Continue Reading A Third-Party Can Expect Sanctions for Ignoring a Subpoena for Electronically Stored Information

Nine months after the Special Interrogatories were propounded, the Discovery Referee, found that the plaintiffs had “deliberately misconstrued the question” as to economic damages and determined that “the objections and each of them to be unreasonable, evasive, lacking in legal merit and without justification”. Clement at 1284 The Referee recommended that the motion to compel further responses be granted and that plaintiffs were to reimburse defendant $4,950.00 for legal fees, $40 for filing the motions to compel and $1,642.50 for defendants portion of the Discovery Referee’s fees for a total sanction of $6,632.50. The trial court agreed with the recommendation.
Continue Reading Garbage Objections = Sanctions

When I started this blog I asked fellow attorneys what issues they would like me to address. I received this response from a lawyer in San Francisco:

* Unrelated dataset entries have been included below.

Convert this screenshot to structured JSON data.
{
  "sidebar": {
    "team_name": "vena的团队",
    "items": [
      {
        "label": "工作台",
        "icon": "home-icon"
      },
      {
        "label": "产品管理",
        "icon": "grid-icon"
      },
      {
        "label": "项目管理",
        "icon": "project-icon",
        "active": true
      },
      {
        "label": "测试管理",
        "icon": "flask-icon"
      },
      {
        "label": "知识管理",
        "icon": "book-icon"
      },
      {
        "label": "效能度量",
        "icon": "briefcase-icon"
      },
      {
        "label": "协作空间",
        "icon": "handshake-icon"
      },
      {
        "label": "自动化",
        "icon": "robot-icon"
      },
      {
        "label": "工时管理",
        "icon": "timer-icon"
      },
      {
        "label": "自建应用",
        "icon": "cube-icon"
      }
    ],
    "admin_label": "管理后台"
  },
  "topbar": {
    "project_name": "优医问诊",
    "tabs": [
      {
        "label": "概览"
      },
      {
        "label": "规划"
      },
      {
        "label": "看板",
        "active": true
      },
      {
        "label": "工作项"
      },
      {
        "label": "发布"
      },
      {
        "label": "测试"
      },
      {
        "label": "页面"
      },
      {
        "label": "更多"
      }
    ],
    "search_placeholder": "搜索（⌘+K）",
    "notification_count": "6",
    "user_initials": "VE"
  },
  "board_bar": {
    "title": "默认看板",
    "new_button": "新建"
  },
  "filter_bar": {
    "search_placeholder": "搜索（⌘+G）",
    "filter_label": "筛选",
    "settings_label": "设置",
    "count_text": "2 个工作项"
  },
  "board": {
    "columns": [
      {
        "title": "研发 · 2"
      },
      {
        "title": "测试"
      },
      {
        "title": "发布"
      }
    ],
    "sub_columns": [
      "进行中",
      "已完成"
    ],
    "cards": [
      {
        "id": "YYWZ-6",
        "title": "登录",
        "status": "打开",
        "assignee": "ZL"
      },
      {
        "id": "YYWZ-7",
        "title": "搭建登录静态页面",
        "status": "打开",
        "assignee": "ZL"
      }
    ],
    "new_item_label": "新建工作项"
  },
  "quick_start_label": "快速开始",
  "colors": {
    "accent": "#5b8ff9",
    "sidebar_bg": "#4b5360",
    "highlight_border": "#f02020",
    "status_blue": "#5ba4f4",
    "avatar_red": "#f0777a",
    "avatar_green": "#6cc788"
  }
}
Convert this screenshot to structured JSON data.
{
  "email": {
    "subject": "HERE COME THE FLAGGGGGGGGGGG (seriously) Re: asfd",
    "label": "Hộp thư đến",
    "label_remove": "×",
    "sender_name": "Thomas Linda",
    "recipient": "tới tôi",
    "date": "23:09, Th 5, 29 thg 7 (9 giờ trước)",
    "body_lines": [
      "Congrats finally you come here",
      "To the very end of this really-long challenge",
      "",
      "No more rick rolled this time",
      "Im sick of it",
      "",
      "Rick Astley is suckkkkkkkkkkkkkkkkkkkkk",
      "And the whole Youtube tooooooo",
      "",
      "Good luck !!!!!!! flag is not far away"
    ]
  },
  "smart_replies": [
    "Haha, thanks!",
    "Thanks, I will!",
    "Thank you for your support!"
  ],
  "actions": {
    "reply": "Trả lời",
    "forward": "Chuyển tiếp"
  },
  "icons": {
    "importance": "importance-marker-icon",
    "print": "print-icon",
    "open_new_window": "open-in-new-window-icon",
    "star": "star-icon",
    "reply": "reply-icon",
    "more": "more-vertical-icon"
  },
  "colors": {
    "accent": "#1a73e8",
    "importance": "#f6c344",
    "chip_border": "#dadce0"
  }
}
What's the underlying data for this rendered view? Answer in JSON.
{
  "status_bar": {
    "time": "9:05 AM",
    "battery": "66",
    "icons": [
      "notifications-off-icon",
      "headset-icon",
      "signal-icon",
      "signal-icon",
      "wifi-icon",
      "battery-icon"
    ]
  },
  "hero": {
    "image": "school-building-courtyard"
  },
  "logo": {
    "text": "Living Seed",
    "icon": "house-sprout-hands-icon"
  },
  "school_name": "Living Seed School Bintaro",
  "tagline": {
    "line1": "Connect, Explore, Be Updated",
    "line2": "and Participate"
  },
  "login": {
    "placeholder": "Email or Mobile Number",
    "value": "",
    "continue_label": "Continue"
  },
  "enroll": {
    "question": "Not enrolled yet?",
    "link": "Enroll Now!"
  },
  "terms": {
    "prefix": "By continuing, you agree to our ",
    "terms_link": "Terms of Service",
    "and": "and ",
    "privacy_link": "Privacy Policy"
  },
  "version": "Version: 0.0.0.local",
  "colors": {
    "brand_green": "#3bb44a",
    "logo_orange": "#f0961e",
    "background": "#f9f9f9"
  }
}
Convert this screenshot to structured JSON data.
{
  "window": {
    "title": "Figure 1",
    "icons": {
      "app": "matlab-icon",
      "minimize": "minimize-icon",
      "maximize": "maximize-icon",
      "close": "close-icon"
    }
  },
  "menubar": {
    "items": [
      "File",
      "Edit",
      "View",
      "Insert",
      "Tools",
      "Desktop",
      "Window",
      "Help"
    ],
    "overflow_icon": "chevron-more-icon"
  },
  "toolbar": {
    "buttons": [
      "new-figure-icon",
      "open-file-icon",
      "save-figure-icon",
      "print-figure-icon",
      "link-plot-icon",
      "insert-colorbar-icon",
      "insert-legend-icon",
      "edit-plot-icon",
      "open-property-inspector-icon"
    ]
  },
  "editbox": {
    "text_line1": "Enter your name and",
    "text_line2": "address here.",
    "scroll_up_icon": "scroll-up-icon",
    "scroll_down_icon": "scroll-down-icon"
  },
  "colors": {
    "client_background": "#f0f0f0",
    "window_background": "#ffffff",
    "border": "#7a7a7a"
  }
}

Key problem – judges that won’t crack down on parties that lodge bogus objections and don’t answer interrogs, and object to discovery demands that are straight forward. Amount of sanctions awarded is usually pitiful.
Continue Reading SANCTIONS–DENIED!!!

Not only are most objections garbage, we tend to recycle our garbage objections from one case to the next. Sometimes, we pick up other attorneys’ garbage objections and contribute to more litter. This is done over and over again without even thinking what it is doing to the environment of the litigation.

Garbage objections fuel the ire of opposing counsel. The “meet and confer” letter that is soon to follow is usually full of hostility and threats. Any amicable relationship you had hoped for with opposing counsel is on the cusp of being destroyed. More important, you are now costing your client more money in attorneys’ fees and possibly in settlement. So before you throw out the trash, look at these common objections and why they will be overruled:
Continue Reading Are Your Objections Garbage?